Angels pitcher Scott Kazmir continues to struggle with the club's… (Eric Risberg / Associated…)
Reporting from Seattle — General Manager Tony Reagins was in Salt Lake City on Tuesday night for Scott Kazmir's triple-A start against Sacramento. If there was an air-sickness bag in the seat pocket in front of Reagins, he might have used it.
Kazmir didn't exactly impress the boss in his fifth rehabilitation start, pitching so poorly he may have officially punched his ticket out of Anaheim.
The struggling left-hander was tagged for six earned runs and five hits in 12/3 innings, walking three, striking out one and hitting a batter.
Kazmir retired only four of the 13 batters he faced, and he gave up all six runs in the second inning before being pulled. Of his 53 pitches, 25 were strikes.
The Angels had hoped a month in extended spring training in Arizona and another month in the minor leagues would help Kazmir regain the form that made him one of baseball's better young left-handers.
But Kazmir, who has lost considerable velocity on his fastball and command of all three of his pitches, has made no progress — he has a 17.02 earned-run average for Salt Lake, allowing 29 earned runs, 22 hits and 20 walks and striking out 14 in 151/3 innings.
Kazmir's 30-day rehab window would give him time to make one more start, but it appears the Angels will have no choice but to release him and absorb the $14.5 million on his 2011 contract.
Kazmir, 27, was acquired from Tampa Bay in August 2009 in what will go down as one of the team's worst trades ever.
Kazmir went 9-15 with a 5.94 ERA last season, when he was paid $8 million. In his only start for the Angels this season, Kazmir gave up five runs and five hits, walked two and hit two batters in Kansas City on April 3.
He was then placed on the disabled list because of lower-back tightness and replaced in the rotation by 21-year-old right-hander Tyler Chatwood, who is 3-4 with a 4.20 ERA in 13 starts.
Baseball reportedly is considering a realignment that would push one team from the National League — most likely the Arizona Diamondbacks or Houston Astros — to the American League, a move that would create two 15-team leagues.
But if, in labor talks, baseball is considering the possibility of eliminating the three divisions in each league so that 15 teams would compete for five playoff spots in each league, that would be news to Angels Manager Mike Scioscia.
Scioscia is part of baseball's special committee for on-field matters, formed by Commissioner Bud Selig after the 2009 playoffs, and he strongly hinted Tuesday that if such a drastic measure were being seriously considered, as ESPN.com reported, it would have gone before the committee.
"Our committee has not discussed eliminating divisions," Scioscia said. "I haven't heard anything about that, and I don't think that would work.
"I think divisional play and geographical rivalries are important.
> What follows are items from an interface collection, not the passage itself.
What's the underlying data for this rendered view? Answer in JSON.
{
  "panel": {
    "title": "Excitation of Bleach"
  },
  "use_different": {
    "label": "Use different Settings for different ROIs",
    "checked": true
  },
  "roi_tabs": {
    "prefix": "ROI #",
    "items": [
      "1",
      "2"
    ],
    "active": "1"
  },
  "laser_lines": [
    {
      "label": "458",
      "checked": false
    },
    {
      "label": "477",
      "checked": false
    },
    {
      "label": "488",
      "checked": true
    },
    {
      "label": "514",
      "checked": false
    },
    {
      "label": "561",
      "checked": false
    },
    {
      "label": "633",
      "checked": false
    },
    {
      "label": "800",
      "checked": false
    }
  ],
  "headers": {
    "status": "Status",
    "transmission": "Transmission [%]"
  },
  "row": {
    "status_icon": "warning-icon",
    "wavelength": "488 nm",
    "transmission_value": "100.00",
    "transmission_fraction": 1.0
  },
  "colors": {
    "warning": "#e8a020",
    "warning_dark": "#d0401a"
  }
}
You want to maximize those, and I think it gives many more teams opportunities to get into the playoffs."
Having two 15-team leagues would require at least one interleague series to be played at all times, "but I'd be OK with that," said Scioscia, who has been a strong critic of baseball's current scheduling format.
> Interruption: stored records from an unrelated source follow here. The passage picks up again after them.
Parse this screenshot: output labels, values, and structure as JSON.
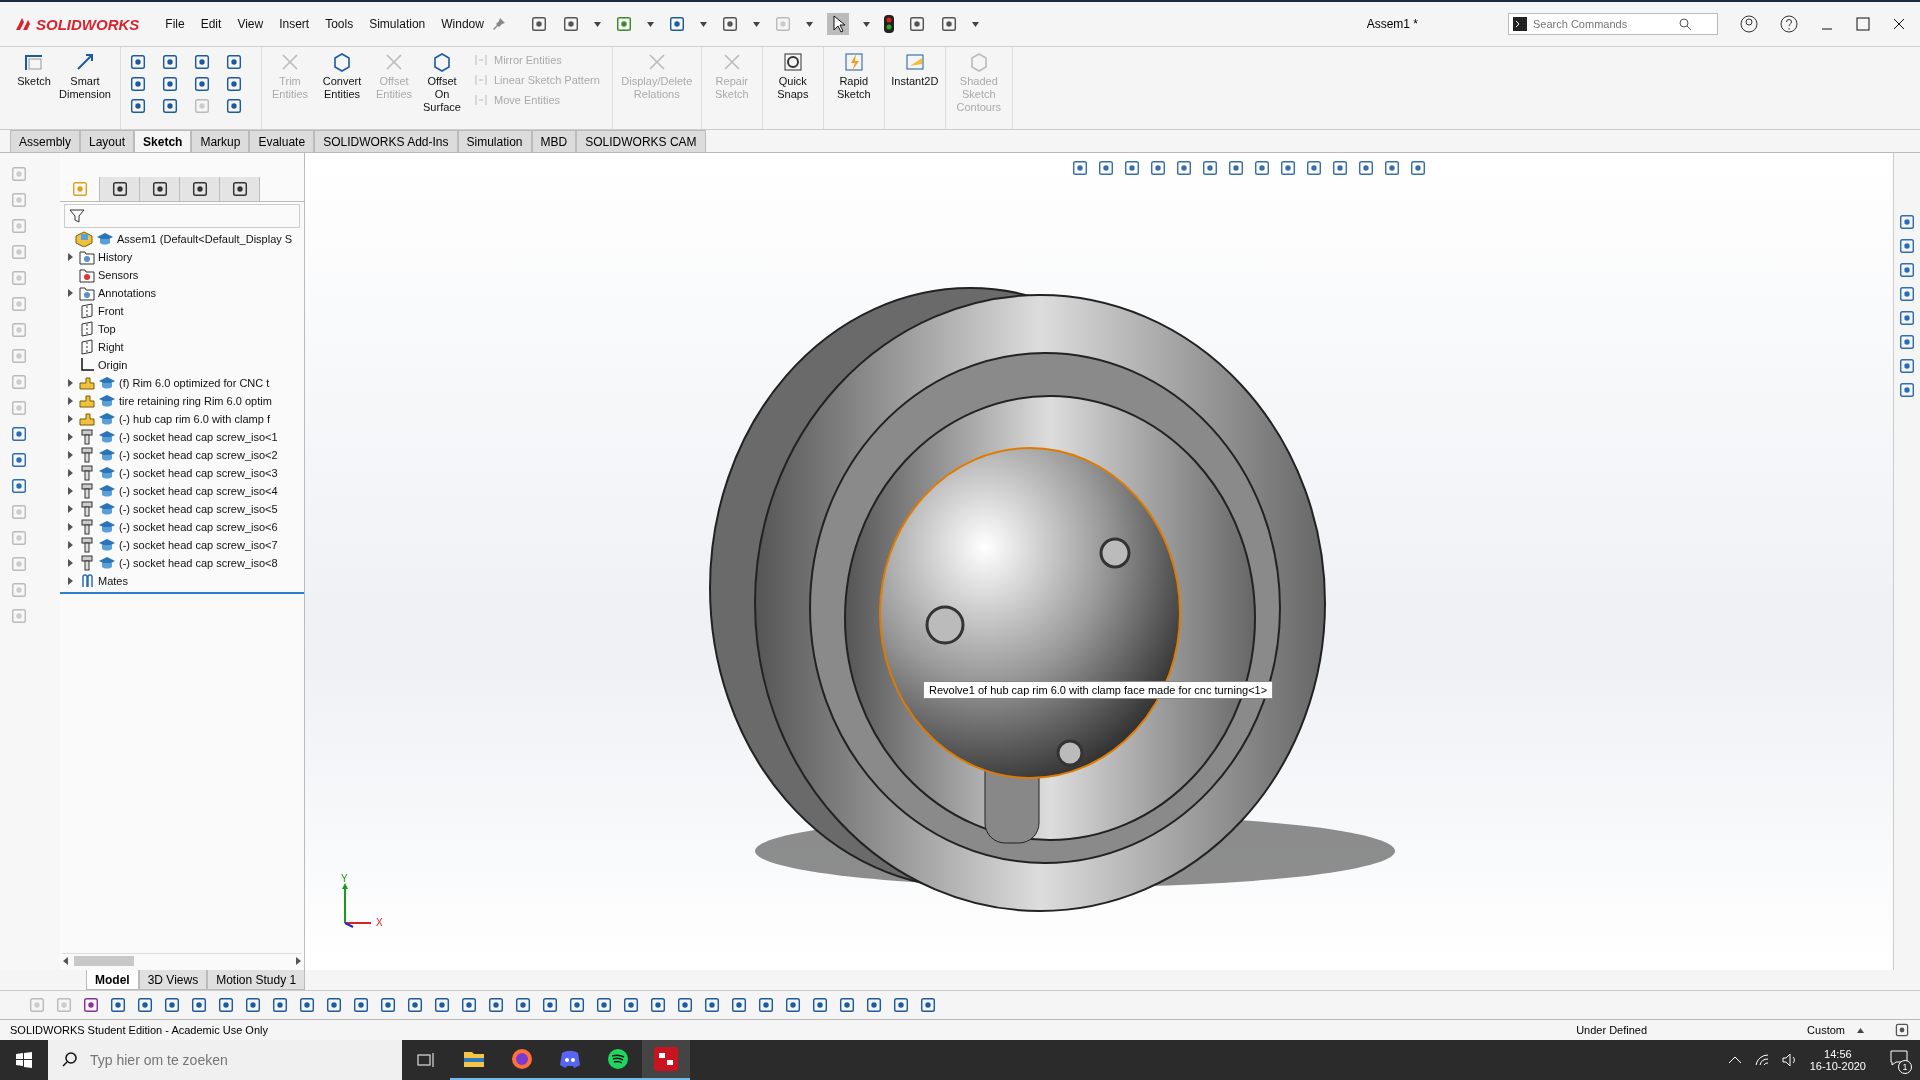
{
  "app": {
    "logo": "SOLIDWORKS",
    "menu": [
      "File",
      "Edit",
      "View",
      "Insert",
      "Tools",
      "Simulation",
      "Window"
    ],
    "document_title": "Assem1 *",
    "search": {
      "placeholder": "Search Commands"
    }
  },
  "command_manager": {
    "large_buttons": [
      {
        "label": "Sketch",
        "disabled": false,
        "kind": "sketch"
      },
      {
        "label": "Smart Dimension",
        "disabled": false,
        "kind": "dimension"
      },
      {
        "label": "Trim Entities",
        "disabled": true,
        "kind": "trim"
      },
      {
        "label": "Convert Entities",
        "disabled": false,
        "kind": "convert"
      },
      {
        "label": "Offset Entities",
        "disabled": true,
        "kind": "offset"
      },
      {
        "label": "Offset On Surface",
        "disabled": false,
        "kind": "surface"
      }
    ],
    "stacked": [
      {
        "label": "Mirror Entities",
        "disabled": true
      },
      {
        "label": "Linear Sketch Pattern",
        "disabled": true
      },
      {
        "label": "Move Entities",
        "disabled": true
      }
    ],
    "right_buttons": [
      {
        "label": "Display/Delete Relations",
        "disabled": true,
        "kind": "relations"
      },
      {
        "label": "Repair Sketch",
        "disabled": true,
        "kind": "repair"
      },
      {
        "label": "Quick Snaps",
        "disabled": false,
        "kind": "snaps"
      },
      {
        "label": "Rapid Sketch",
        "disabled": false,
        "kind": "rapid"
      },
      {
        "label": "Instant2D",
        "disabled": false,
        "kind": "instant"
      },
      {
        "label": "Shaded Sketch Contours",
        "disabled": true,
        "kind": "shaded"
      }
    ]
  },
  "tabs": [
    {
      "label": "Assembly",
      "selected": false
    },
    {
      "label": "Layout",
      "selected": false
    },
    {
      "label": "Sketch",
      "selected": true
    },
    {
      "label": "Markup",
      "selected": false
    },
    {
      "label": "Evaluate",
      "selected": false
    },
    {
      "label": "SOLIDWORKS Add-Ins",
      "selected": false
    },
    {
      "label": "Simulation",
      "selected": false
    },
    {
      "label": "MBD",
      "selected": false
    },
    {
      "label": "SOLIDWORKS CAM",
      "selected": false
    }
  ],
  "feature_tree": {
    "root": {
      "label": "Assem1  (Default<Default_Display S",
      "children": [
        {
          "label": "History",
          "kind": "history",
          "expanded": false
        },
        {
          "label": "Sensors",
          "kind": "sensors"
        },
        {
          "label": "Annotations",
          "kind": "annotations",
          "expanded": false
        },
        {
          "label": "Front",
          "kind": "plane"
        },
        {
          "label": "Top",
          "kind": "plane"
        },
        {
          "label": "Right",
          "kind": "plane"
        },
        {
          "label": "Origin",
          "kind": "origin"
        },
        {
          "label": "(f) Rim 6.0 optimized for CNC t",
          "kind": "part",
          "expanded": false
        },
        {
          "label": "tire retaining ring Rim 6.0 optim",
          "kind": "part",
          "expanded": false
        },
        {
          "label": "(-) hub cap rim 6.0 with clamp f",
          "kind": "part",
          "expanded": false
        },
        {
          "label": "(-) socket head cap screw_iso<1",
          "kind": "screw",
          "expanded": false
        },
        {
          "label": "(-) socket head cap screw_iso<2",
          "kind": "screw",
          "expanded": false
        },
        {
          "label": "(-) socket head cap screw_iso<3",
          "kind": "screw",
          "expanded": false
        },
        {
          "label": "(-) socket head cap screw_iso<4",
          "kind": "screw",
          "expanded": false
        },
        {
          "label": "(-) socket head cap screw_iso<5",
          "kind": "screw",
          "expanded": false
        },
        {
          "label": "(-) socket head cap screw_iso<6",
          "kind": "screw",
          "expanded": false
        },
        {
          "label": "(-) socket head cap screw_iso<7",
          "kind": "screw",
          "expanded": false
        },
        {
          "label": "(-) socket head cap screw_iso<8",
          "kind": "screw",
          "expanded": false
        },
        {
          "label": "Mates",
          "kind": "mates",
          "expanded": false
        }
      ]
    }
  },
  "viewport": {
    "tooltip": "Revolve1 of hub cap rim 6.0 with clamp face made for cnc  turning<1>",
    "triad": {
      "x": "X",
      "y": "Y"
    }
  },
  "bottom_tabs": [
    {
      "label": "Model",
      "selected": true
    },
    {
      "label": "3D Views",
      "selected": false
    },
    {
      "label": "Motion Study 1",
      "selected": false
    }
  ],
  "status_bar": {
    "edition": "SOLIDWORKS Student Edition - Academic Use Only",
    "state": "Under Defined",
    "units": "Custom"
  },
  "taskbar": {
    "search": {
      "placeholder": "Typ hier om te zoeken"
    },
    "time": "14:56",
    "date": "16-10-2020",
    "notifications": "1"
  }
}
Third baseman Maicer Izturis was held out of Tuesday night's lineup because of a sore left foot, an injury that is not serious. Andrew Romine, called up from Salt Lake on Sunday, made his first big league start at third base. . . . The Angels will probably decide by Thursday whether to put third baseman Alberto Callaspo (left hamstring pull) on the disabled list. They do not want to go into a nine-game stretch in National League parks short a position player. . . . Scioscia said there is a chance the Angels will use Thursday's off-day to skip Chatwood in the rotation.